I came across an article this morning featuring information about a recent study done by psychologist Julie Exline at Case Western Reserve University. She was researching anger towards god when bad shit happens. Quoting from Business Week:
Exline’s study analyzed the results of five previous studies that examined people’s relationships with God, particularly during times of personal crisis or disappointment.
In addition to finding that those who were more religious were less likely to be angry with God, the researchers found that certain types of religions, specifically Protestant Christians, were slightly less likely to get angry with God in the face of personal problems.
Interestingly, those who don’t believe in God or question God’s existence reported more anger at God than people who said they believed.
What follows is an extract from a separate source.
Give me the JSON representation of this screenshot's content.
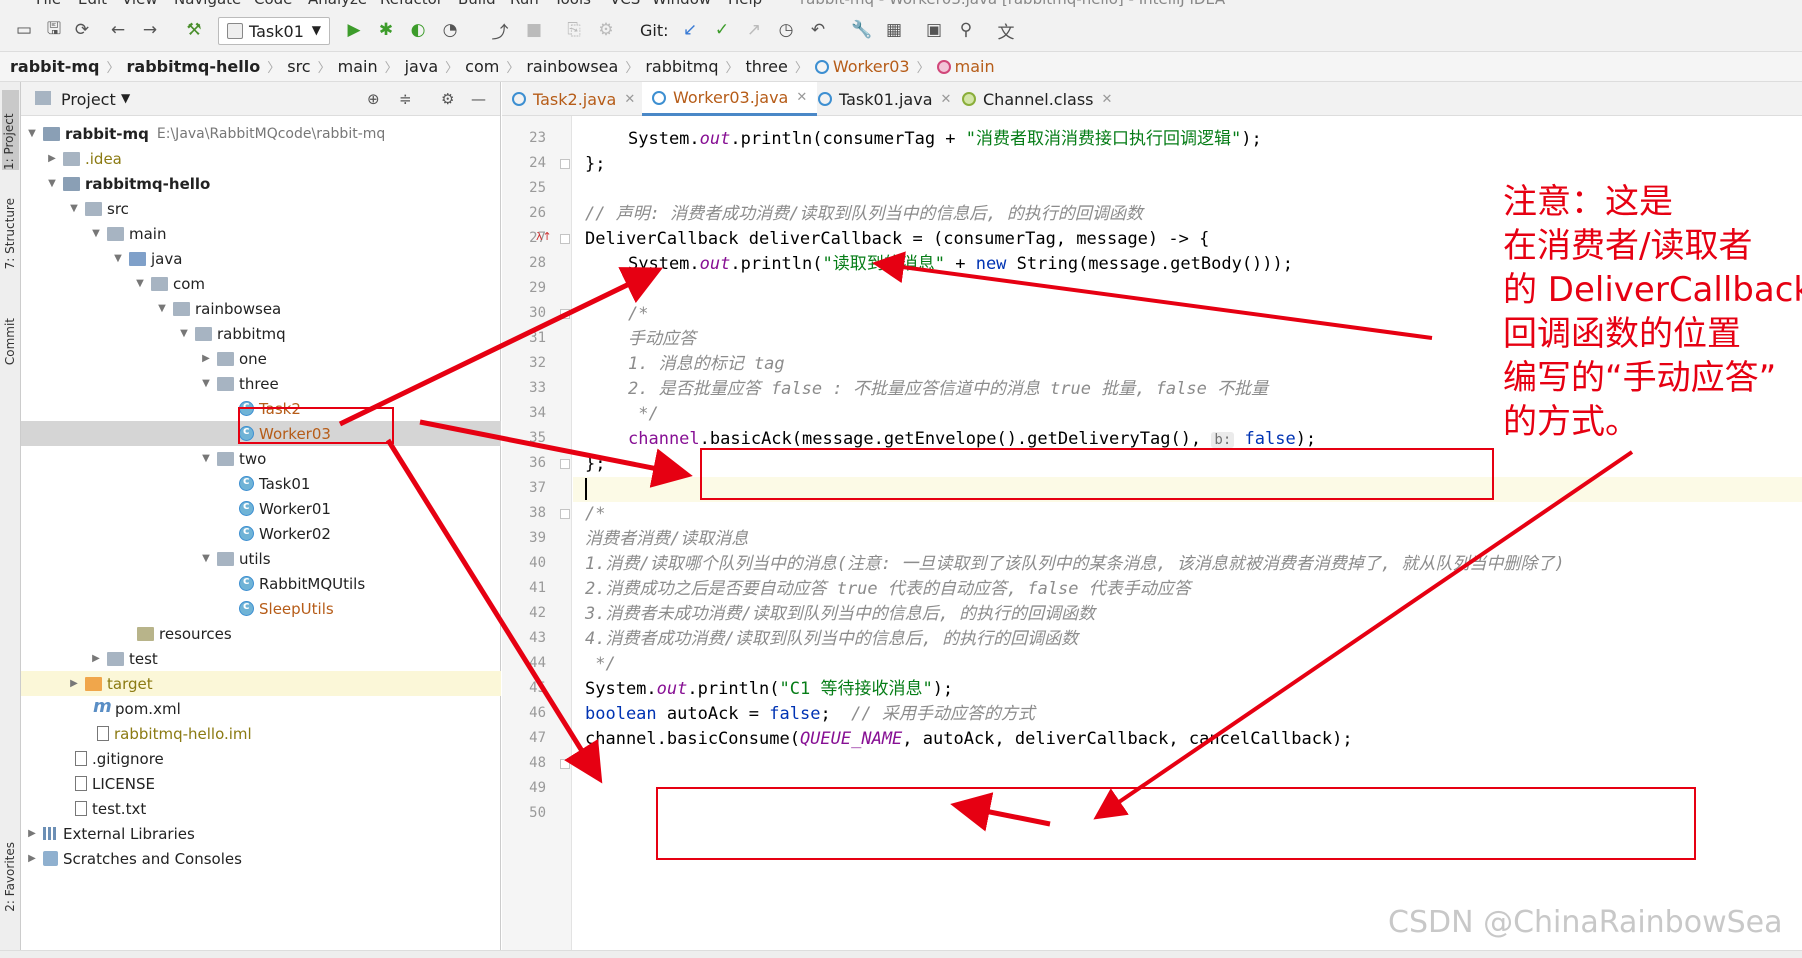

Other groups that were more likely to be angry at God when something bad occurs in their lives include younger people and whites, according to Exline.
Exline said that the anger people feel toward God often parallels the anger that people may feel in other relationships. For example, if someone sees God as responsible for what goes on in their lives, they may feel betrayed by God when they receive a cancer diagnosis, as if God abandoned them in their time of need.
I bold a bit there because I feel like pointing out that anger toward a god can certainly lead people toward questioning his ability to give a damn. And, this questioning of a very basic faith-based principle can eventually lead to people toward giving up the remaining assumptions that he exists. But the anger in cases like that aren’t rails against a god, necessarily. Instead it might be aimed more toward the system that treats this supernatural mysticism as a Truth as real as the existence of the chair you’re sitting on, a truth that has no real legs of any kind to stand on. If atheists or agnostics ever come across as angry at a god, it’s far less about an actual deity and more about the beliefs that are still so damned prevalent when they should be irrelevant by now.
“Anger at God can become a vicious cycle for some,” said psychologist Simon Rego, director of the cognitive behavior therapy program at Montefiore Medical Center in New York City. “You may think God has turned His back on you, then you feel guilty for feeling angry and that makes you feel more depressed, which then makes you more angry.”
Rego pointed out that it’s not unhealthy to feel some anger. “All emotions are there for a good reason,” he said, but if the anger is very distressing to you or it starts to disrupt your normal life, it may be time to get help.
“When you stop doing what’s important to you or you can’t function, get some help,” said Rego, adding that when you’re angry at your spouse, you eventually let go of that anger and heal, which often makes the relationship stronger. If you were to stay angry indefinitely, it would have serious effects on your marriage.
“If you’re angry with God and you stop going to church, you’re letting your anger stop you from doing something that’s been of value to you,” he said.
I’ll bet a cookie that Rego is a regular church-goer who doesn’t understand the atheist mindset.
I’m a unique case; I’ve always been an atheist, but I have friends who went through the pain of de-conversion and have come out of it whole and at peace with their decisions, even when it’s meant losing contact with loved ones because of them. They aren’t angry people, either.
If anger toward a deity has led you to question the existence of said deity to the point where you might very well walk away from every belief you ever had about said deity, then now is the perfect time to Google the town you are living in and add the word “Freethinker” or “humanist” into the search field. See what kind of local support you have in your area that will help you cope with the loss of something you no longer hold dear.
If there’s nothing in your area, there are numerous support groups online that you can join instead. You’re not wrong to question this stuff and getting angry over it is a good first step to getting out of it. The article suggests talking spiritual problems over with the clergy or sympathetic psychologists but talking it over with people who’ve gone through the very same thing you’re going through might be the better bet.
Think about it. Don’t let your clergy figures leave you thinking we’re all demons over here. We’re not. We’re just ordinary people, living ordinary lives, law abiding, orderly, and (for the most part) good without gods. It’s an option, is what I’m saying, and it might be a far more beneficial one in the end than it may seem on the surface. Think about it.